(Excerpts from an interface dataset)
----

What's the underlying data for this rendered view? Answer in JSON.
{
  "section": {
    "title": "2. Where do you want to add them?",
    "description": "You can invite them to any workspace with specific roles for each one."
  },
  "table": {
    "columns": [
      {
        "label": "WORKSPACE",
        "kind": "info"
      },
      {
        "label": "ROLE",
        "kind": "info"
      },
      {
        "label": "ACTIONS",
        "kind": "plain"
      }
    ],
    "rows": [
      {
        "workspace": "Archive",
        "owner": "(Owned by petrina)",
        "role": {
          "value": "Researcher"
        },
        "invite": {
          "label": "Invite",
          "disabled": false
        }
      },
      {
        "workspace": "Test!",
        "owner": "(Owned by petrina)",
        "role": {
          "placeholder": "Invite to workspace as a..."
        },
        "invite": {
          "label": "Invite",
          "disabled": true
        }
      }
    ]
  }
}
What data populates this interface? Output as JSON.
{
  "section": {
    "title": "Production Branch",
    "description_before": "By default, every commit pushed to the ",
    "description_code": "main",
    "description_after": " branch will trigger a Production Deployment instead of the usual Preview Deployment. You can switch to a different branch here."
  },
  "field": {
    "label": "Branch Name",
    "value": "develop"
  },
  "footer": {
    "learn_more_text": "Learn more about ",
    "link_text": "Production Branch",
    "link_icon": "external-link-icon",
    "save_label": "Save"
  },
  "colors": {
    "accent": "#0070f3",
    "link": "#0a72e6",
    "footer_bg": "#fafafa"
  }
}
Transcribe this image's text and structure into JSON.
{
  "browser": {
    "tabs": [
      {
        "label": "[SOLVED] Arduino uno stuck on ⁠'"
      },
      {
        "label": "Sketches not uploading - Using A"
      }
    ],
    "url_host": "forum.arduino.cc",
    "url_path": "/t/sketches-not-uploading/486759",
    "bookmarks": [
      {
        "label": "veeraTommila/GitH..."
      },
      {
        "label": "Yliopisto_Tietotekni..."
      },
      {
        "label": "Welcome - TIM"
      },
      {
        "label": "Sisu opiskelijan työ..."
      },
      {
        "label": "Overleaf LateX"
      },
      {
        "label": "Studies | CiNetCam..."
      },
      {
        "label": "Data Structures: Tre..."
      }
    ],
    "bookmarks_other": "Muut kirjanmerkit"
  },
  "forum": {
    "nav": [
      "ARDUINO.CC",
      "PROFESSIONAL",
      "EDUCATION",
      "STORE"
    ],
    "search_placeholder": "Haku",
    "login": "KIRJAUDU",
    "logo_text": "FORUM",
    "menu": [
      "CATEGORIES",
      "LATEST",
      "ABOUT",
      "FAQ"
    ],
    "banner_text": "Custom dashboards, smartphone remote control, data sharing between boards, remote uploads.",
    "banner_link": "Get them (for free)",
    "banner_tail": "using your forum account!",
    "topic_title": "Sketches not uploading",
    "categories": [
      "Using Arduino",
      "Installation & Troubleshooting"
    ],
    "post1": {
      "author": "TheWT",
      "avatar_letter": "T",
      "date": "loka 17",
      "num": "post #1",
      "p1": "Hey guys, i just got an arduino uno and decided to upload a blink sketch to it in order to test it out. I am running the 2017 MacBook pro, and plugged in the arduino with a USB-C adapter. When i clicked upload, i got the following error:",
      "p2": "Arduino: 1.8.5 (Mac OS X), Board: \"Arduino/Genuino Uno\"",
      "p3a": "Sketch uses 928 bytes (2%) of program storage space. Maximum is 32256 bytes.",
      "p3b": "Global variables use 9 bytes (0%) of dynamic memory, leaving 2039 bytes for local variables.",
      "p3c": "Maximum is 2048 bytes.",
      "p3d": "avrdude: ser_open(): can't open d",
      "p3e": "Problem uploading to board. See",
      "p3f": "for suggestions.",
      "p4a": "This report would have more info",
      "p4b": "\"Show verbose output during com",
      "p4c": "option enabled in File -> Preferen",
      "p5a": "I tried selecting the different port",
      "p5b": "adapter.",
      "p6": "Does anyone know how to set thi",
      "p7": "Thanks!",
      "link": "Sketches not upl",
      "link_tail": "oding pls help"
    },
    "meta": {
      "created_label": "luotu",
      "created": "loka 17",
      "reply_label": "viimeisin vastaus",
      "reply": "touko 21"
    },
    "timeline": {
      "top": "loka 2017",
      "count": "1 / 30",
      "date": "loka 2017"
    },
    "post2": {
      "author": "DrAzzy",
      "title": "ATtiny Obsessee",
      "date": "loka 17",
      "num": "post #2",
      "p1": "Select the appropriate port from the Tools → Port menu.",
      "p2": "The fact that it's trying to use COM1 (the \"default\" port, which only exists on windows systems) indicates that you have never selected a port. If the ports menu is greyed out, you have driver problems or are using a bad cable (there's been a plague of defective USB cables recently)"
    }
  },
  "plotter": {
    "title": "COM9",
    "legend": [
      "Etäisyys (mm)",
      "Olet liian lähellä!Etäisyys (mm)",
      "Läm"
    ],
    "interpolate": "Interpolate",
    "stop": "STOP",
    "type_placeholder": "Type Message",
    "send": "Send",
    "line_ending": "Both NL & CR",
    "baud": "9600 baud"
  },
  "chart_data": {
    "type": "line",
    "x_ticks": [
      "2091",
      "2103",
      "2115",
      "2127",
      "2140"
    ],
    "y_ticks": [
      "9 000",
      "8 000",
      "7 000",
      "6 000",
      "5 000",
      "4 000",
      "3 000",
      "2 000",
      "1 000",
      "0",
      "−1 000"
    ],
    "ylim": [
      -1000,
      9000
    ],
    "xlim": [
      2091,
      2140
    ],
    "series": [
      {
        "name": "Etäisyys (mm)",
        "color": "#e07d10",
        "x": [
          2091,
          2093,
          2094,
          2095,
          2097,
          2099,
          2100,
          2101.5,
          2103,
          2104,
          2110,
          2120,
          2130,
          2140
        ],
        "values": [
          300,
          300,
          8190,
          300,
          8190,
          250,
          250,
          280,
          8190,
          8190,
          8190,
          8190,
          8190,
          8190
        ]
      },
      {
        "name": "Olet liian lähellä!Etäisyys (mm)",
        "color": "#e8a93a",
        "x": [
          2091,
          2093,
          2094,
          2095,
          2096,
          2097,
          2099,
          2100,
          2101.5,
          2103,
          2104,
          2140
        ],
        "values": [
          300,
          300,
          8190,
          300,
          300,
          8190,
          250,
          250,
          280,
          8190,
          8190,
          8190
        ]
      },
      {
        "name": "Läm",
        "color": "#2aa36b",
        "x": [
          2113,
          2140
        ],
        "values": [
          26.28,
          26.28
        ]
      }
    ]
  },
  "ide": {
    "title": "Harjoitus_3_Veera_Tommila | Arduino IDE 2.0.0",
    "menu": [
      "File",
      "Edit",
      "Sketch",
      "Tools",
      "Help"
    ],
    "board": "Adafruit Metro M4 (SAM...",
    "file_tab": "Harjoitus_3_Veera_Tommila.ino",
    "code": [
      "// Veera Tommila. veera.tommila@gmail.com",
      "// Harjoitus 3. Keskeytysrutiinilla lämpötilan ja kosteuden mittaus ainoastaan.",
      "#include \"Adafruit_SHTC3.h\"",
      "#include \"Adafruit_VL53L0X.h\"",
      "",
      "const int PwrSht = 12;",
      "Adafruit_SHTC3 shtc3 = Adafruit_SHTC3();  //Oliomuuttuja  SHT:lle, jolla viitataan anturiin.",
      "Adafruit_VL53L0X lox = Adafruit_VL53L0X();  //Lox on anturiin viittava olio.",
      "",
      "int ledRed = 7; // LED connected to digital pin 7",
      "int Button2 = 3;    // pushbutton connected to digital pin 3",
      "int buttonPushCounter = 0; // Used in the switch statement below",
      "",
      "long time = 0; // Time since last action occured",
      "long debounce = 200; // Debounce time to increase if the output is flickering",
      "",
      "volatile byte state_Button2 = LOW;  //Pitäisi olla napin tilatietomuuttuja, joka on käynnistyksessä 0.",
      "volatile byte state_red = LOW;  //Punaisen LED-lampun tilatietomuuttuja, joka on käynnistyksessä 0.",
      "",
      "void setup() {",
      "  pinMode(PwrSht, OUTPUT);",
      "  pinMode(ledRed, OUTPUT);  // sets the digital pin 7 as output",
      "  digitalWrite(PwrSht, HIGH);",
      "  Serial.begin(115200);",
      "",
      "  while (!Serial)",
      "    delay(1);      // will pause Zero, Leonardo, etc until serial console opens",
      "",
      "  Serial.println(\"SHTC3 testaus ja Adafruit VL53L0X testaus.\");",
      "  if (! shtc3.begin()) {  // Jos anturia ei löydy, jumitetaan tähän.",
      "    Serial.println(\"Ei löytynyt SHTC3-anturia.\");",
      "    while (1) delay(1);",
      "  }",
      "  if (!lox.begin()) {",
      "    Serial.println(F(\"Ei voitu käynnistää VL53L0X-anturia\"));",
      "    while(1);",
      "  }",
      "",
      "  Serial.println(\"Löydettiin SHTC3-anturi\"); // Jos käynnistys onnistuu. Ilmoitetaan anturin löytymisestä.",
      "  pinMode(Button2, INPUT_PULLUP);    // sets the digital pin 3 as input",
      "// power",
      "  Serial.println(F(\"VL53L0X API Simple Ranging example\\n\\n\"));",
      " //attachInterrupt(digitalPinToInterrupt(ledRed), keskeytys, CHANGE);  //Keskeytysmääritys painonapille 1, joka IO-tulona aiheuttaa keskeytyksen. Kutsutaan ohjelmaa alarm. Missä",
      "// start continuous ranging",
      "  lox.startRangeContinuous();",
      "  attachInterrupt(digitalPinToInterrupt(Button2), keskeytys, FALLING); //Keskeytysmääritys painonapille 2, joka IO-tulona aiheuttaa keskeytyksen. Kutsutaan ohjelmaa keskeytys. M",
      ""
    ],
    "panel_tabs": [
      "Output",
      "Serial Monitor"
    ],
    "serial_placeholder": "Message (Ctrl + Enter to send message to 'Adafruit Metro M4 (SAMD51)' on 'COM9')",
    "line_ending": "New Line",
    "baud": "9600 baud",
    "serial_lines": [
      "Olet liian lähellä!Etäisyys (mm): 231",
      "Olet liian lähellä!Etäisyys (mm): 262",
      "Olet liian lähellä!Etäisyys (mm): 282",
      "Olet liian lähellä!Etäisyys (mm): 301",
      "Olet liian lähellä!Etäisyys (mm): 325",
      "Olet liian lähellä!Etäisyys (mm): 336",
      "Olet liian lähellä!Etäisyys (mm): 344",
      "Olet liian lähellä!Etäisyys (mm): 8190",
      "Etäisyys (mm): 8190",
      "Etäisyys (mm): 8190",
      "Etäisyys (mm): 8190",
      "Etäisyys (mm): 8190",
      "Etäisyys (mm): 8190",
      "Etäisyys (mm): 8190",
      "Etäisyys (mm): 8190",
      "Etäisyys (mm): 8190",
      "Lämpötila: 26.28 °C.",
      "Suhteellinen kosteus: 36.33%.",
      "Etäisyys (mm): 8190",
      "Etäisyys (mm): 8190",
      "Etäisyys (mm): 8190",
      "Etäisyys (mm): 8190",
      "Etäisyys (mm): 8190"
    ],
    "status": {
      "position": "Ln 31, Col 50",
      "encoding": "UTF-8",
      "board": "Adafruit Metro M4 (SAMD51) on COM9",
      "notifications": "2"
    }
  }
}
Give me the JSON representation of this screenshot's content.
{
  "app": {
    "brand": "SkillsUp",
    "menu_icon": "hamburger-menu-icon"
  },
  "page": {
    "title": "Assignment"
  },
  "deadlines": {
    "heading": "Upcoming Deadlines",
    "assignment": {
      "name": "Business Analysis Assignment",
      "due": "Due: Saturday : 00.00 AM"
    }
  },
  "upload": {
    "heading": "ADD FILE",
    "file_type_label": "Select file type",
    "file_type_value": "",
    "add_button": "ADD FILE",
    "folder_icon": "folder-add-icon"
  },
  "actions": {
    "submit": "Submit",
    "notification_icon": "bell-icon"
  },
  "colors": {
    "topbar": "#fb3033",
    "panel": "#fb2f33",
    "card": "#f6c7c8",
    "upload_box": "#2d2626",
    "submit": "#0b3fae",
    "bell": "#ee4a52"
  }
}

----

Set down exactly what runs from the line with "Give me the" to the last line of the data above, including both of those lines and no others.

## RESULT OF THIS TASK
Give me the JSON representation of this screenshot's content.
{
  "app": {
    "brand": "SkillsUp",
    "menu_icon": "hamburger-menu-icon"
  },
  "page": {
    "title": "Assignment"
  },
  "deadlines": {
    "heading": "Upcoming Deadlines",
    "assignment": {
      "name": "Business Analysis Assignment",
      "due": "Due: Saturday : 00.00 AM"
    }
  },
  "upload": {
    "heading": "ADD FILE",
    "file_type_label": "Select file type",
    "file_type_value": "",
    "add_button": "ADD FILE",
    "folder_icon": "folder-add-icon"
  },
  "actions": {
    "submit": "Submit",
    "notification_icon": "bell-icon"
  },
  "colors": {
    "topbar": "#fb3033",
    "panel": "#fb2f33",
    "card": "#f6c7c8",
    "upload_box": "#2d2626",
    "submit": "#0b3fae",
    "bell": "#ee4a52"
  }
}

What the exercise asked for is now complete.